Making a probability judgement based on conditional probabilities, without taking into account the effect of prior probabilities.

4

Conjunction fallacy.

Assumption that an outcome simultaneously satisfying multiple conditions is more probable than an outcome satisfying just one of them.

5

Masked-man fallacy.

The substitution of identical designators in a true statement can lead to a false one.

6

Affirming a disjunct.

The statement that A or B; A, therefore not B.

7

Affirming the consequent.

The statement that if A then B; B, therefore A.

8

Denying the antecedent.

The statement that if A then B; not A, therefore not B.

9

Existential fallacy.

An argument that has a universal premise and a particular conclusion.

10

Affirmative conclusion from a negative premise.

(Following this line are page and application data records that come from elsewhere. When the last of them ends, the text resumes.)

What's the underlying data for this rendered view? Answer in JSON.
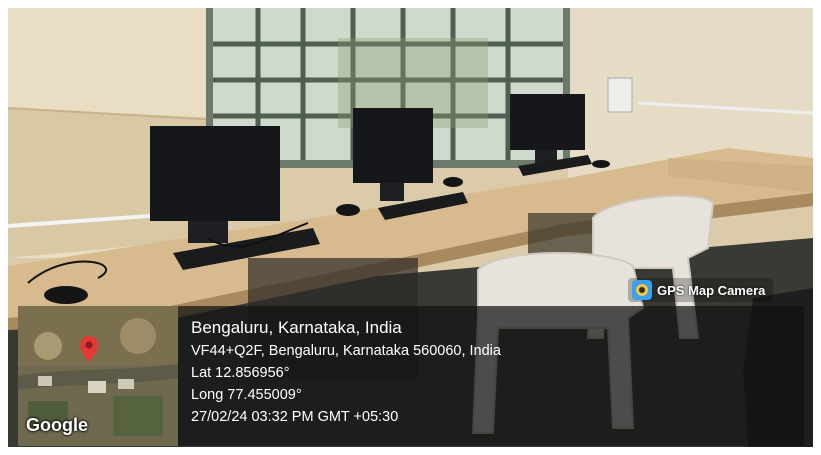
{
  "badge": {
    "label": "GPS Map Camera",
    "icon": "camera-pin-icon"
  },
  "map": {
    "logo": "Google",
    "pin_icon": "map-pin-icon"
  },
  "location": {
    "place": "Bengaluru, Karnataka, India",
    "address": "VF44+Q2F, Bengaluru, Karnataka 560060, India",
    "lat": "Lat 12.856956°",
    "long": "Long 77.455009°",
    "timestamp": "27/02/24 03:32 PM GMT +05:30"
  },
  "colors": {
    "overlay": "#121212",
    "pin": "#e53935"
  }
}
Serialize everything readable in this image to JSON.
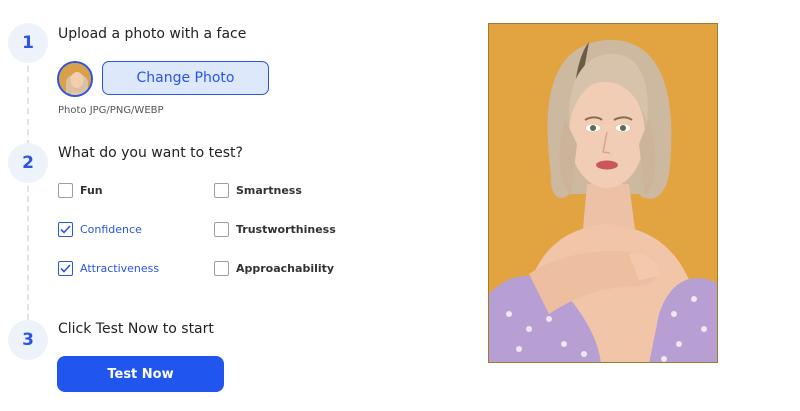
{
  "steps": [
    {
      "number": "1",
      "title": "Upload a photo with a face"
    },
    {
      "number": "2",
      "title": "What do you want to test?"
    },
    {
      "number": "3",
      "title": "Click Test Now to start"
    }
  ],
  "upload": {
    "change_photo_label": "Change Photo",
    "formats_hint": "Photo JPG/PNG/WEBP"
  },
  "options": [
    {
      "label": "Fun",
      "checked": false
    },
    {
      "label": "Smartness",
      "checked": false
    },
    {
      "label": "Confidence",
      "checked": true
    },
    {
      "label": "Trustworthiness",
      "checked": false
    },
    {
      "label": "Attractiveness",
      "checked": true
    },
    {
      "label": "Approachability",
      "checked": false
    }
  ],
  "actions": {
    "test_now_label": "Test Now"
  },
  "colors": {
    "accent": "#2b55e6",
    "button_primary": "#2156ee",
    "button_secondary_bg": "#dde8fb",
    "badge_bg": "#eef2fb",
    "photo_background": "#e5a744"
  }
}
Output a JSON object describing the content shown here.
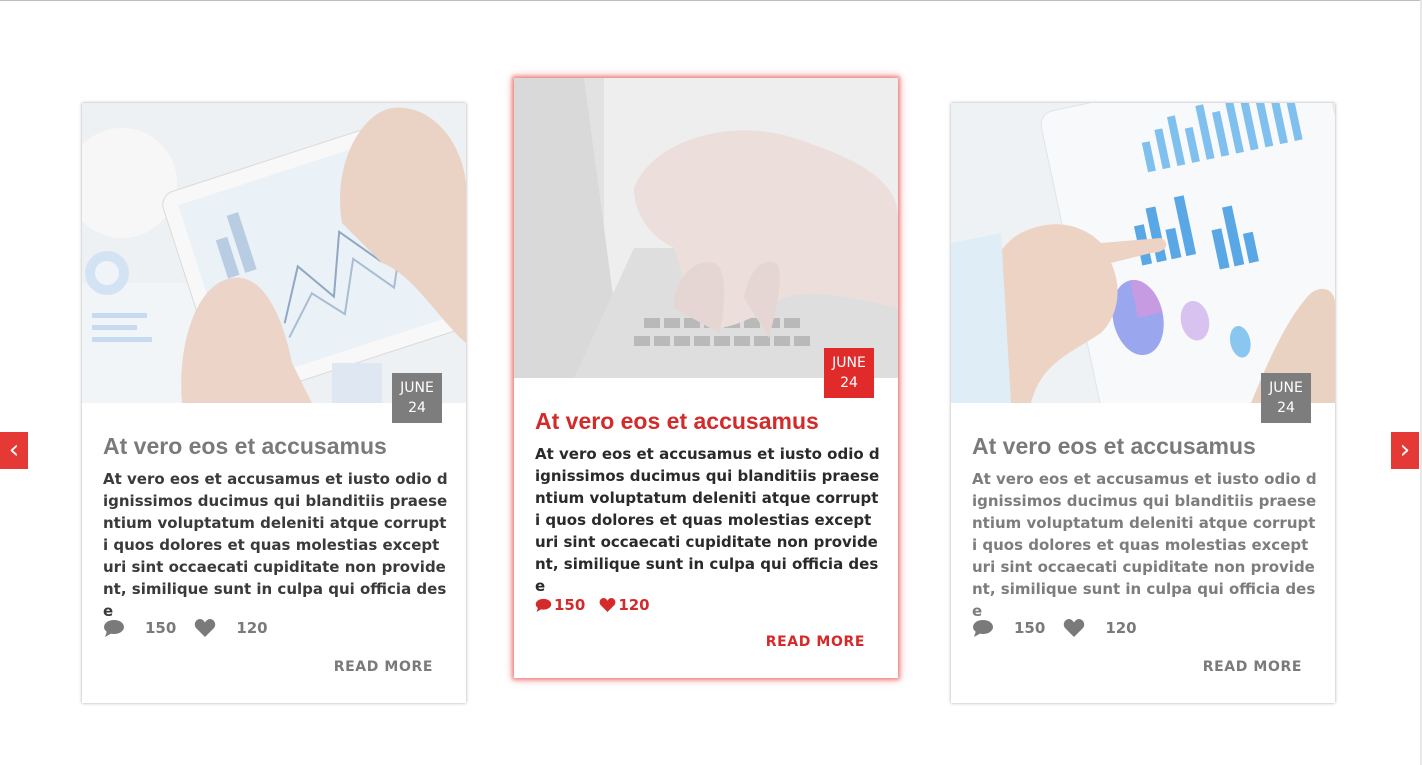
{
  "colors": {
    "accent": "#e53935",
    "date_inactive": "#7d7d7d",
    "text_gray": "#7a7a7a"
  },
  "nav": {
    "prev_label": "‹",
    "next_label": "›"
  },
  "cards": [
    {
      "image": "tablet-analytics-photo",
      "date_month": "JUNE",
      "date_day": "24",
      "title": "At vero eos et accusamus",
      "body": "At vero eos et accusamus et iusto odio dignissimos ducimus qui blanditiis praesentium voluptatum deleniti atque corrupti quos dolores et quas molestias excepturi sint occaecati cupiditate non provident, similique sunt in culpa qui officia dese",
      "comments": "150",
      "likes": "120",
      "read_more": "READ MORE"
    },
    {
      "image": "laptop-typing-photo",
      "date_month": "JUNE",
      "date_day": "24",
      "title": "At vero eos et accusamus",
      "body": "At vero eos et accusamus et iusto odio dignissimos ducimus qui blanditiis praesentium voluptatum deleniti atque corrupti quos dolores et quas molestias excepturi sint occaecati cupiditate non provident, similique sunt in culpa qui officia dese",
      "comments": "150",
      "likes": "120",
      "read_more": "READ MORE"
    },
    {
      "image": "tablet-bar-chart-photo",
      "date_month": "JUNE",
      "date_day": "24",
      "title": "At vero eos et accusamus",
      "body": "At vero eos et accusamus et iusto odio dignissimos ducimus qui blanditiis praesentium voluptatum deleniti atque corrupti quos dolores et quas molestias excepturi sint occaecati cupiditate non provident, similique sunt in culpa qui officia dese",
      "comments": "150",
      "likes": "120",
      "read_more": "READ MORE"
    }
  ]
}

A categorical syllogism has a positive conclusion, but at least one negative premise.

11

Fallacy of exclusive premises.

A categorical syllogism that is invalid because both of its premises are negative.

12

Fallacy of four terms.

A categorical syllogism that has four terms.

13

Illicit major.

A categorical syllogism that is invalid because its major term is not distributed in the major premise but distributed in the conclusion.

14

Illicit minor.

A categorical syllogism that is invalid because its minor term is not distributed in the minor premise but distributed in the conclusion.

15

Negative conclusion from affirmative premises.

A categorical syllogism has a negative conclusion but affirmative premises.

16

Fallacy of the undistributed middle.

The middle term in a categorical syllogism is not distributed.

17

Modal fallacy.

Confusing possibility with necessity.